_WHAT THE EXERCISE ASKS_
What lines below include the string "account"? Pick them out and copy them.

_App and web page records_
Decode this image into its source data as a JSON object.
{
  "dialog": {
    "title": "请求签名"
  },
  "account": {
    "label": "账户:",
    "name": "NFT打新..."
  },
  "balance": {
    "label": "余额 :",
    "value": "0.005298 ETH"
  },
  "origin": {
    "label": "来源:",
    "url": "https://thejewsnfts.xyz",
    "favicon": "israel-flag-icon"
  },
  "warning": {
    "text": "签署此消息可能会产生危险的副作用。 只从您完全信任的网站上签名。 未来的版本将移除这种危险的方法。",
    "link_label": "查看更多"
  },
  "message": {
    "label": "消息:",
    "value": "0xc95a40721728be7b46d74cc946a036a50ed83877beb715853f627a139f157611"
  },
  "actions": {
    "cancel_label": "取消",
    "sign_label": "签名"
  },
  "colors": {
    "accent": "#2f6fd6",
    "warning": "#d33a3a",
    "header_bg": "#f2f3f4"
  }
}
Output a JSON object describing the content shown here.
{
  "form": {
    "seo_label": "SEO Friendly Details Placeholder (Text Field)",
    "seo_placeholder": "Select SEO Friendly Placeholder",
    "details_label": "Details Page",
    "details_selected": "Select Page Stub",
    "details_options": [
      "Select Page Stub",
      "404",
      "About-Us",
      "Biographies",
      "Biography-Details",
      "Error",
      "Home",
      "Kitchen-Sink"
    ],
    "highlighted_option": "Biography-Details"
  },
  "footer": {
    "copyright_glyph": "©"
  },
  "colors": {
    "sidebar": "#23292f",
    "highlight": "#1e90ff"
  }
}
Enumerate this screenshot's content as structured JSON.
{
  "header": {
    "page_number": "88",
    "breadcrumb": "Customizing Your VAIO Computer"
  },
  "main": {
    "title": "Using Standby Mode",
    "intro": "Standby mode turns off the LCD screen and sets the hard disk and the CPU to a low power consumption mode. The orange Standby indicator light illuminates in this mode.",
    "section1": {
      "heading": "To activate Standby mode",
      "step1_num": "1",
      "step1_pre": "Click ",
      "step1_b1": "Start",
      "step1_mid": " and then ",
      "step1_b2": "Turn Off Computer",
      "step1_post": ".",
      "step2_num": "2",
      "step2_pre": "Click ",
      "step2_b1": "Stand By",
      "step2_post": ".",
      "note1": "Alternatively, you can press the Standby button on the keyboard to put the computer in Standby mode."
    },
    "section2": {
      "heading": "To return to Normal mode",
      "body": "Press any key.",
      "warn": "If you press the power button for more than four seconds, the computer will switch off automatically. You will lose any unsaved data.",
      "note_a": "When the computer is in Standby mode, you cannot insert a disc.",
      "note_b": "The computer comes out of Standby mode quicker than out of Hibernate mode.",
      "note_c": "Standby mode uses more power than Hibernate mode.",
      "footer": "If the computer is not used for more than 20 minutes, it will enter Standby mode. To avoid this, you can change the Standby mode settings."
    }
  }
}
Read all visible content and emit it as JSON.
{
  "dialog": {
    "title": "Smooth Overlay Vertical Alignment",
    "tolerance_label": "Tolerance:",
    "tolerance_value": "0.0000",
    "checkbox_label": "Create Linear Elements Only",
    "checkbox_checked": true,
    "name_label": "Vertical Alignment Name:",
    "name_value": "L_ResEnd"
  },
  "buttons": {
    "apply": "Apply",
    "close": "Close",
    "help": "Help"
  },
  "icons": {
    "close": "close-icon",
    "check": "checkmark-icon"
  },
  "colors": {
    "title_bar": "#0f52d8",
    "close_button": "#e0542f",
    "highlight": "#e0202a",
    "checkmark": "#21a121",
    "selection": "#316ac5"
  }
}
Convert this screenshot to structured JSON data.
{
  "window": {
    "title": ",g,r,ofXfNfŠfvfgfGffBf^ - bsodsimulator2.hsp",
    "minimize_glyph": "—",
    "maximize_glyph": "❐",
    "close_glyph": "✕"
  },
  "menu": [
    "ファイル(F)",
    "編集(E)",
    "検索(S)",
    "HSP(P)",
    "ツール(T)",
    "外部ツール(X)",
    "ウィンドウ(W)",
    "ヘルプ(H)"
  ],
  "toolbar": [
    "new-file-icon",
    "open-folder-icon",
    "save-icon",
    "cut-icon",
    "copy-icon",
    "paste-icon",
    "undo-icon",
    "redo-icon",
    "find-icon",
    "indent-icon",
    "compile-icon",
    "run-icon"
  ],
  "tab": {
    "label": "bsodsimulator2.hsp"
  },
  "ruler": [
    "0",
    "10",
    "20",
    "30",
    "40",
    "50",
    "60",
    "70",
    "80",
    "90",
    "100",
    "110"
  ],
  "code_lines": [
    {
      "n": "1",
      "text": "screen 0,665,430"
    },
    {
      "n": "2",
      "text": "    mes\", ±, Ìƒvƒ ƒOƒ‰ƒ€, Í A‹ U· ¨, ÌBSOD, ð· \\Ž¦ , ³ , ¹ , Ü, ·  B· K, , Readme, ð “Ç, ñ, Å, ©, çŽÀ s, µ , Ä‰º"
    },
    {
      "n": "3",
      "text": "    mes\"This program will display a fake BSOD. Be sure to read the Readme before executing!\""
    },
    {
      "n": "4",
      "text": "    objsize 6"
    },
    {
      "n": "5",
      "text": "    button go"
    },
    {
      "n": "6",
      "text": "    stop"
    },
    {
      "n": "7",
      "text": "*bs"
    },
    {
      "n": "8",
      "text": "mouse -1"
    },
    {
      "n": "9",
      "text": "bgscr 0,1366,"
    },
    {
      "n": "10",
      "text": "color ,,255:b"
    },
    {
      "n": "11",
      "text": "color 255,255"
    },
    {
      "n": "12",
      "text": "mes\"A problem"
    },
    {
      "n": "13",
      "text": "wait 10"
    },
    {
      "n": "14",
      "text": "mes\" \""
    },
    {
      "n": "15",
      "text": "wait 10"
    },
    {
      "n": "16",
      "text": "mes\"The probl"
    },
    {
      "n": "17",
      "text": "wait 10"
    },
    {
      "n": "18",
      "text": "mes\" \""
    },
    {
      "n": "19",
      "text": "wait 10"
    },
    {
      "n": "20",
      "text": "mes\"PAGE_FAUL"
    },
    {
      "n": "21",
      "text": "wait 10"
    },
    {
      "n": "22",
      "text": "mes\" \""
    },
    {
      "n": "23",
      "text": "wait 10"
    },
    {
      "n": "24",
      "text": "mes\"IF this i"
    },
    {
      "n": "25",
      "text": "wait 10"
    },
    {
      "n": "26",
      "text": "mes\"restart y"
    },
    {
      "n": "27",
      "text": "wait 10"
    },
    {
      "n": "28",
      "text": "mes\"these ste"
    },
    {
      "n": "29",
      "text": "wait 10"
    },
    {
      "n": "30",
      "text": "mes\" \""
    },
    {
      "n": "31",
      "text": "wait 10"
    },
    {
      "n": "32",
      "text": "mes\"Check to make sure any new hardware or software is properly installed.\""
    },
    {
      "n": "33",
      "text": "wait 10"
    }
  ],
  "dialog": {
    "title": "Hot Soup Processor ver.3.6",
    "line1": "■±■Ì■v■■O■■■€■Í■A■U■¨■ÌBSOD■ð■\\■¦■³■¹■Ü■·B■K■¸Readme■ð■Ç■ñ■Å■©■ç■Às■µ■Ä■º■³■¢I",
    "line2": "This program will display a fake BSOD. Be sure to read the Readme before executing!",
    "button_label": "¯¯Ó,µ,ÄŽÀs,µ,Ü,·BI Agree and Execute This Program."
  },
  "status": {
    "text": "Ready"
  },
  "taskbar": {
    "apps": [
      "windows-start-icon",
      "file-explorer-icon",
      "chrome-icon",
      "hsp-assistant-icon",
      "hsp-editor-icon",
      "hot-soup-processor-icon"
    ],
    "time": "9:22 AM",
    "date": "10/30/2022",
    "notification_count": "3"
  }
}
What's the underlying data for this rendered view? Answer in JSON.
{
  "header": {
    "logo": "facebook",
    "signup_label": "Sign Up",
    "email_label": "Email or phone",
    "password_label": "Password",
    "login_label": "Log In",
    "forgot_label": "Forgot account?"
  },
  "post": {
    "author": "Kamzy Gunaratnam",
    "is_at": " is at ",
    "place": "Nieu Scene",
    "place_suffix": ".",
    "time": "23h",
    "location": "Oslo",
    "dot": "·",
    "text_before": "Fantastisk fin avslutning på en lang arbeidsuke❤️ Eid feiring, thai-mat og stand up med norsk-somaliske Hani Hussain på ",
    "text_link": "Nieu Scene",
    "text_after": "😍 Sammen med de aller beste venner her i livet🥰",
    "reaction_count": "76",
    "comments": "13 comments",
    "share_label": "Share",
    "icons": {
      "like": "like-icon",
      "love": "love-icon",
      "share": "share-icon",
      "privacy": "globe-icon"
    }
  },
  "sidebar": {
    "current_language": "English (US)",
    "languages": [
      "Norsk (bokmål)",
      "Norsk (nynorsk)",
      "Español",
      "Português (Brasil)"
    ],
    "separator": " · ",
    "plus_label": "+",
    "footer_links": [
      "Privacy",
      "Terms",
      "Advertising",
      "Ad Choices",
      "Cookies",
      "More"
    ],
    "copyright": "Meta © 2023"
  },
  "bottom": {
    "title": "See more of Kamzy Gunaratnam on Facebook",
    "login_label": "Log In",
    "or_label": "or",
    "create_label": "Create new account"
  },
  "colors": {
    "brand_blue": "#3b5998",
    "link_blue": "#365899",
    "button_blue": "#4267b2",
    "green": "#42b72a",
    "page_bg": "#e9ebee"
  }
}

_RESULT_
  "account": {
    "forgot_label": "Forgot account?"
    "create_label": "Create new account"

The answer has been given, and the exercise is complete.